* What the task requires: Once the pictures are set aside, copy the records below exactly as they stand.

* Information supplied:
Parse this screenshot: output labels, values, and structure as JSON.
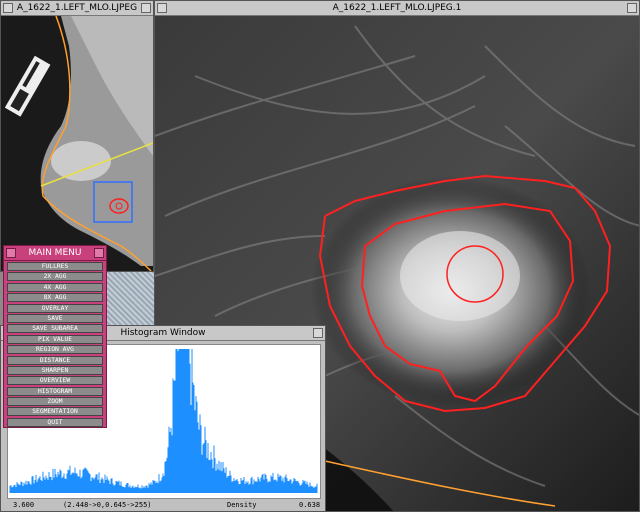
{
  "overview_window": {
    "title": "A_1622_1.LEFT_MLO.LJPEG"
  },
  "main_window": {
    "title": "A_1622_1.LEFT_MLO.LJPEG.1"
  },
  "main_menu": {
    "title": "MAIN MENU",
    "items": [
      "FULLRES",
      "2X AGG",
      "4X AGG",
      "8X AGG",
      "OVERLAY",
      "SAVE",
      "SAVE SUBAREA",
      "PIX VALUE",
      "REGION AVG",
      "DISTANCE",
      "SHARPEN",
      "OVERVIEW",
      "HISTOGRAM",
      "ZOOM",
      "SEGMENTATION",
      "QUIT"
    ]
  },
  "histogram_window": {
    "title": "Histogram Window",
    "min_label": "3.600",
    "range_label": "(2.448->0,0.645->255)",
    "axis_label": "Density",
    "max_label": "0.638",
    "bar_color": "#1e8fff"
  },
  "overlay_colors": {
    "contour": "#ff2020",
    "boundary": "#ffa030",
    "roi_box": "#2f6fff",
    "line": "#e8e040"
  }
}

* Task solution:
Parse this screenshot: output labels, values, and structure as JSON.
{
  "overview_window": {
    "title": "A_1622_1.LEFT_MLO.LJPEG"
  },
  "main_window": {
    "title": "A_1622_1.LEFT_MLO.LJPEG.1"
  },
  "main_menu": {
    "title": "MAIN MENU",
    "items": [
      "FULLRES",
      "2X AGG",
      "4X AGG",
      "8X AGG",
      "OVERLAY",
      "SAVE",
      "SAVE SUBAREA",
      "PIX VALUE",
      "REGION AVG",
      "DISTANCE",
      "SHARPEN",
      "OVERVIEW",
      "HISTOGRAM",
      "ZOOM",
      "SEGMENTATION",
      "QUIT"
    ]
  },
  "histogram_window": {
    "title": "Histogram Window",
    "min_label": "3.600",
    "range_label": "(2.448->0,0.645->255)",
    "axis_label": "Density",
    "max_label": "0.638",
    "bar_color": "#1e8fff"
  },
  "overlay_colors": {
    "contour": "#ff2020",
    "boundary": "#ffa030",
    "roi_box": "#2f6fff",
    "line": "#e8e040"
  }
}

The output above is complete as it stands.